Consider having a dedicated staff member stand at the entrance to keep this policy in place.
Post signs and reminders at entrances and in strategic places where everyone can see providing instruction on social distancing, hand hygiene, cough and sneeze etiquette, and the use of cloth face coverings. This should include signs for non-English speakers, as needed.
CDC recommends wearing cloth face coverings as a protective measure in addition to social distancing staying at least 6 feet away from others). Cloth face coverings may be especially important when social distancing is not possible because of working conditions.
When clients book appointments via telephone or online, ask them to wear a cloth face covering when they enter the salon and while they are receiving services. Consider linking to the CDC cloth face coverings guidance on your online booking platform, if possible.
In nail salons where respirators or facemasks are required for the job tasks being performed (such as applying acrylic nails), those items should still be worn. Cloth face coverings are not an appropriate substitute.
Provide handwashing stations for clients, and ask clients to wash their hands with soap and water immediately before their salon service.
Remind employees that people may be able to spread COVID-19 even if they do not show symptoms. Consider all close interactions (within 6 feet) with employees, clients, and others as a potential source of exposure.
Protect Workers and Clients with Personal Protective Equipment (PPE)
OSHApdf iconexternal icon has recommended specific PPE for some types of work activities when engineering and administrative controls are not able to be put in place or may not protect workers from the risk of exposure to SARS-CoV-2, the virus that causes COVID-19.
Nail salon employees would likely fall in the medium exposure risk category, since they will have frequent and/or close contact with (within 6 feet) customers.
Workers in the medium exposure risk category may need to wear some combination of gloves, a gown or smock, a face covering, and/or a face shield or goggles.
Cloth face coverings are not an appropriate substitute for respirators or facemasks when performing job tasks (like applying acrylic nails) that normally require respiratory protection. Nail salon workers should continue to wear all PPE required for their job.
Disposable gloves should be changed between each client.
Employees should wash their hands with soap and water or use hand sanitizer containing at least 60% alcohol after removing their gloves.
Provide enough clean smocks for employees to put a new one on between each client.
Provide employee training on the proper way to put on and take off PPE items to minimize contamination, as well as training on methods to clean items that are reusable.
Educate employees about steps they can take to protect themselves at work and at home:

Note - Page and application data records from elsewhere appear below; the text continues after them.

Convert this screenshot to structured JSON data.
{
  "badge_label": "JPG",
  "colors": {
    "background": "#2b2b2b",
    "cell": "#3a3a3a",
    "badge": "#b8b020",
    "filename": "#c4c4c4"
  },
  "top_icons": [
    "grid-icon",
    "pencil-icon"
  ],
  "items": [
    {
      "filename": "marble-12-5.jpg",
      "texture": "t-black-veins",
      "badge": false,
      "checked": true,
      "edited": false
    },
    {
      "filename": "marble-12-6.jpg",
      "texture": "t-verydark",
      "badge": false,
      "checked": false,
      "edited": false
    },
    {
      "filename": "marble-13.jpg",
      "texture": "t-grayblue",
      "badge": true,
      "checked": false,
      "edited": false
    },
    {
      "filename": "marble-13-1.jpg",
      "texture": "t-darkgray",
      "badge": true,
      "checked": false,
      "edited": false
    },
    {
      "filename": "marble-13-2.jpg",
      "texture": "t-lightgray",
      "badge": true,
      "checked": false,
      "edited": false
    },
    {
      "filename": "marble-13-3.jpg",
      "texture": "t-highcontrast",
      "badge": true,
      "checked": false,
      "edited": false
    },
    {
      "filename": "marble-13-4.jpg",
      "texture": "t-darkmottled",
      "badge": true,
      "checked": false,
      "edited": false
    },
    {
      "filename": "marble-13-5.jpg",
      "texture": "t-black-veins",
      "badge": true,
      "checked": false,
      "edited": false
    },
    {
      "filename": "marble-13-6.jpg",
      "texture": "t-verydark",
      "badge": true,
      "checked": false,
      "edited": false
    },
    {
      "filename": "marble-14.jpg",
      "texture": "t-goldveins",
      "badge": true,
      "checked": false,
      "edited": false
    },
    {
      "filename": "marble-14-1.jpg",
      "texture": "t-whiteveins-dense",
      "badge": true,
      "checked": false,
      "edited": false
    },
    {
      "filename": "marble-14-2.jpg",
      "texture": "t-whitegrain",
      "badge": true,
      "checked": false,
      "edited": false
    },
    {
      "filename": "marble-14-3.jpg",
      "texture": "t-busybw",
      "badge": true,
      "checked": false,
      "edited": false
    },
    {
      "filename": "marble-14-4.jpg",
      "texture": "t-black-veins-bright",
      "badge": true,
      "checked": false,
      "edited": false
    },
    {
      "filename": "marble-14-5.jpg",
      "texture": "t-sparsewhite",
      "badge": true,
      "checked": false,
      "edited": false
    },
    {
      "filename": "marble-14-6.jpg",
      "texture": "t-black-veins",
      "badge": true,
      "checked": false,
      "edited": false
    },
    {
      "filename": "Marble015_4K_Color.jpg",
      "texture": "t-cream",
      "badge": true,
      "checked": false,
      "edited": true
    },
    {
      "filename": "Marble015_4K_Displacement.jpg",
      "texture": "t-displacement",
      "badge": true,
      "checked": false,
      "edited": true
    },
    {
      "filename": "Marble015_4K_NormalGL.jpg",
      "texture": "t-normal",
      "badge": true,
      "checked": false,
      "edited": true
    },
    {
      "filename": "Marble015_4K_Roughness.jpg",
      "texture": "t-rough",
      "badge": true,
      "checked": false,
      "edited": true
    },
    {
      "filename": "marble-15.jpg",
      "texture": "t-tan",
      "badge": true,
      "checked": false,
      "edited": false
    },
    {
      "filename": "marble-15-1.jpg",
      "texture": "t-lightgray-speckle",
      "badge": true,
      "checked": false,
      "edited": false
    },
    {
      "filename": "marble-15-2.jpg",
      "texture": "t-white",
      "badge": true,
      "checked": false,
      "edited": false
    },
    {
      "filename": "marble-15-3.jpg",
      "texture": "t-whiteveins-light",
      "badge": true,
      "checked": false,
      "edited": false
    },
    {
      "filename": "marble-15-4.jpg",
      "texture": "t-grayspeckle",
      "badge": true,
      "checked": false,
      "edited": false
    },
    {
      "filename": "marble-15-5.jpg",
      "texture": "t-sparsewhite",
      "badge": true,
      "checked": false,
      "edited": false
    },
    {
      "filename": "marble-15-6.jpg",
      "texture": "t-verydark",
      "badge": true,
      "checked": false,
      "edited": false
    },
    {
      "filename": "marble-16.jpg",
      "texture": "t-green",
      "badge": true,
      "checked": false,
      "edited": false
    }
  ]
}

Workers should be educated to avoid touching their faces, including their eyes, noses, and mouths, particularly until after they have thoroughly washed their hands upon completing work and/or removing PPE.
Communication and training should be easy to understand, in preferred language(s) spoken or read by the employees and include accurate and timely information.
Emphasize use of images (infographics) that account for language differences.
Topics should include, but not be limited to, signs and symptoms of infection, staying home when ill, social distancing, hand hygiene practices, and how the disease is spread (and how to minimize them) at work, at home, and in the community.
Training should be reinforced with signs (preferably infographics), placed in easy-to-see locations, that direct employees how and when to use face coverings, how to report signs and symptoms of infection, and remind them to wash their hands.
Take actions to create a healthy place of business for employees and clients
Read the CDC Interim Guidance for Businesses and Employers to learn about more recommendations for creating new sick leave, cleaning, and employee communication policies to help protect your workers and clients. Train your workers on any new policies developed to reduce the spread of COVID-19. CDC has also developed a fact sheet for nail salon employees that you should share with your workers.
Copied & Pasted